### EXERCISE DESCRIPTION
Extract precisely the lines that run from the line containing "Convert this screenshot" to the end of the records below, with both ends included and pictures omitted.

═════ SOURCE INFORMATION

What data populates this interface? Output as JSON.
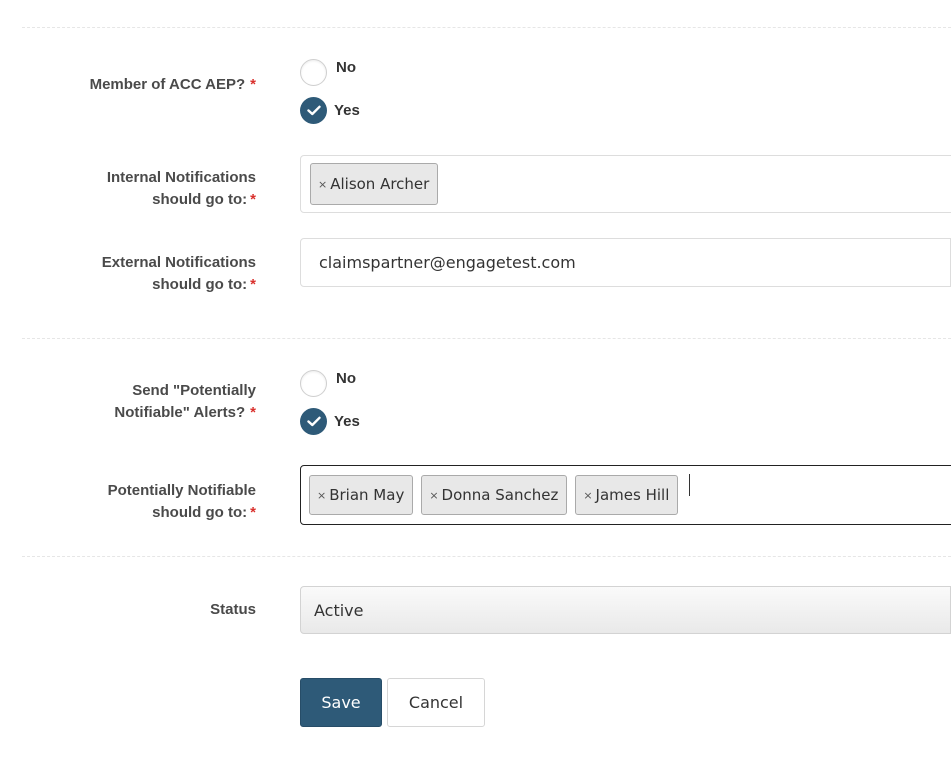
{
  "form": {
    "member_acc_aep": {
      "label": "Member of ACC AEP?",
      "required_mark": "*",
      "options": [
        {
          "label": "No",
          "checked": false
        },
        {
          "label": "Yes",
          "checked": true
        }
      ]
    },
    "internal_notifications": {
      "label_line1": "Internal Notifications",
      "label_line2": "should go to:",
      "required_mark": "*",
      "tags": [
        "Alison Archer"
      ],
      "tag_remove_glyph": "×"
    },
    "external_notifications": {
      "label_line1": "External Notifications",
      "label_line2": "should go to:",
      "required_mark": "*",
      "value": "claimspartner@engagetest.com"
    },
    "potentially_notifiable_alerts": {
      "label_line1": "Send \"Potentially",
      "label_line2": "Notifiable\" Alerts?",
      "required_mark": "*",
      "options": [
        {
          "label": "No",
          "checked": false
        },
        {
          "label": "Yes",
          "checked": true
        }
      ]
    },
    "potentially_notifiable_recipients": {
      "label_line1": "Potentially Notifiable",
      "label_line2": "should go to:",
      "required_mark": "*",
      "tags": [
        "Brian May",
        "Donna Sanchez",
        "James Hill"
      ],
      "tag_remove_glyph": "×"
    },
    "status": {
      "label": "Status",
      "value": "Active"
    }
  },
  "actions": {
    "save_label": "Save",
    "cancel_label": "Cancel"
  },
  "colors": {
    "accent": "#2e5a78",
    "required": "#d9302c",
    "tag_background": "#e8e8e8"
  },
  "icons": {
    "radio_checked": "checkmark-icon"
  }
}
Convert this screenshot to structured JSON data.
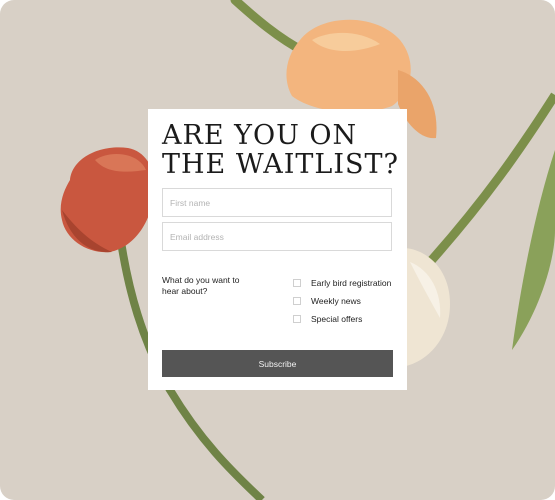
{
  "form": {
    "title_line1": "ARE YOU ON",
    "title_line2": "THE WAITLIST?",
    "first_name_placeholder": "First name",
    "email_placeholder": "Email address",
    "interests_question": "What do you want to hear about?",
    "options": [
      {
        "label": "Early bird registration",
        "checked": false
      },
      {
        "label": "Weekly news",
        "checked": false
      },
      {
        "label": "Special offers",
        "checked": false
      }
    ],
    "subscribe_label": "Subscribe"
  },
  "colors": {
    "background": "#d8d0c6",
    "button": "#555555",
    "tulip_peach": "#f2b27a",
    "tulip_red": "#c9573f",
    "tulip_cream": "#efe6d6",
    "stem": "#7c8f4a"
  }
}
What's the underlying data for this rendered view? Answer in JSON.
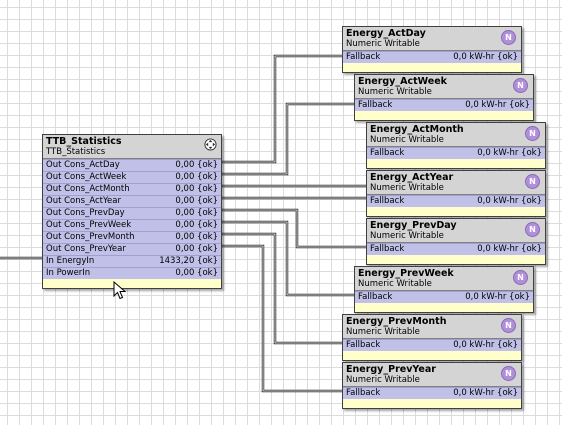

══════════

### WORKED SOLUTION
Convert this screenshot to structured JSON data.
{
  "form": {
    "title_line1": "ARE YOU ON",
    "title_line2": "THE WAITLIST?",
    "first_name_placeholder": "First name",
    "email_placeholder": "Email address",
    "interests_question": "What do you want to hear about?",
    "options": [
      {
        "label": "Early bird registration",
        "checked": false
      },
      {
        "label": "Weekly news",
        "checked": false
      },
      {
        "label": "Special offers",
        "checked": false
      }
    ],
    "subscribe_label": "Subscribe"
  },
  "colors": {
    "background": "#d8d0c6",
    "button": "#555555",
    "tulip_peach": "#f2b27a",
    "tulip_red": "#c9573f",
    "tulip_cream": "#efe6d6",
    "stem": "#7c8f4a"
  }
}
What's the underlying data for this rendered view? Answer in JSON.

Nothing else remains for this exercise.